[Dataset excerpts]
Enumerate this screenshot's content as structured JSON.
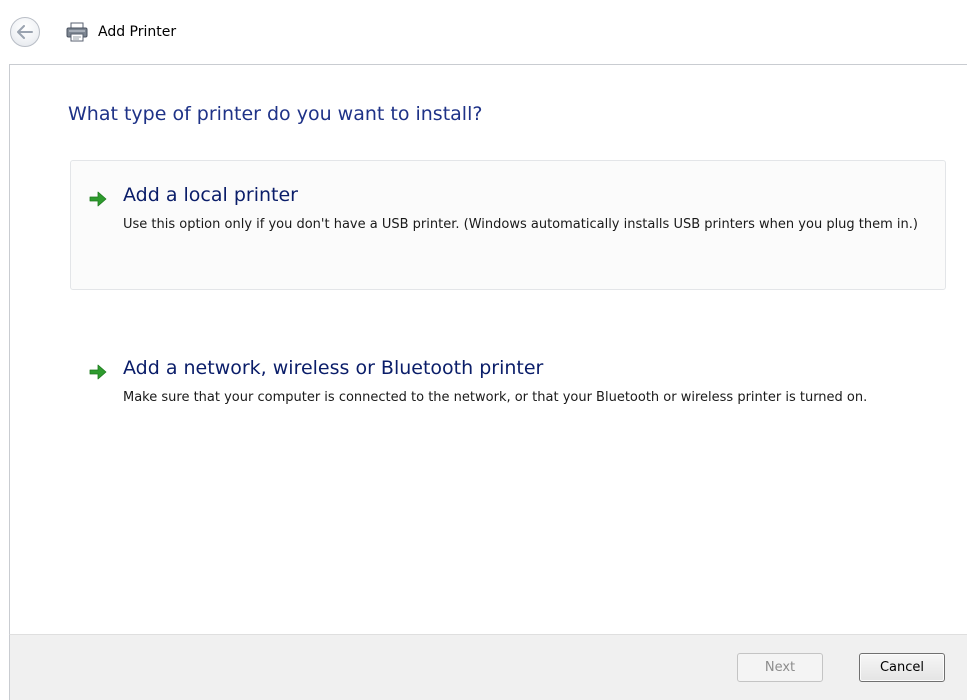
{
  "header": {
    "title": "Add Printer",
    "back_icon": "back-arrow-icon",
    "app_icon": "printer-icon"
  },
  "main": {
    "question": "What type of printer do you want to install?",
    "options": [
      {
        "title": "Add a local printer",
        "description": "Use this option only if you don't have a USB printer. (Windows automatically installs USB printers when you plug them in.)",
        "icon": "green-arrow-icon"
      },
      {
        "title": "Add a network, wireless or Bluetooth printer",
        "description": "Make sure that your computer is connected to the network, or that your Bluetooth or wireless printer is turned on.",
        "icon": "green-arrow-icon"
      }
    ]
  },
  "footer": {
    "next_label": "Next",
    "cancel_label": "Cancel",
    "next_enabled": false
  },
  "colors": {
    "heading": "#1e3287",
    "option_title": "#0a1d69",
    "arrow": "#2e9b2e",
    "footer_bg": "#f0f0f0"
  }
}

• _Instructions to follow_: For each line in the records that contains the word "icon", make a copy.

• _Written solution_:
    "back_icon": "back-arrow-icon",
    "app_icon": "printer-icon"
        "icon": "green-arrow-icon"
        "icon": "green-arrow-icon"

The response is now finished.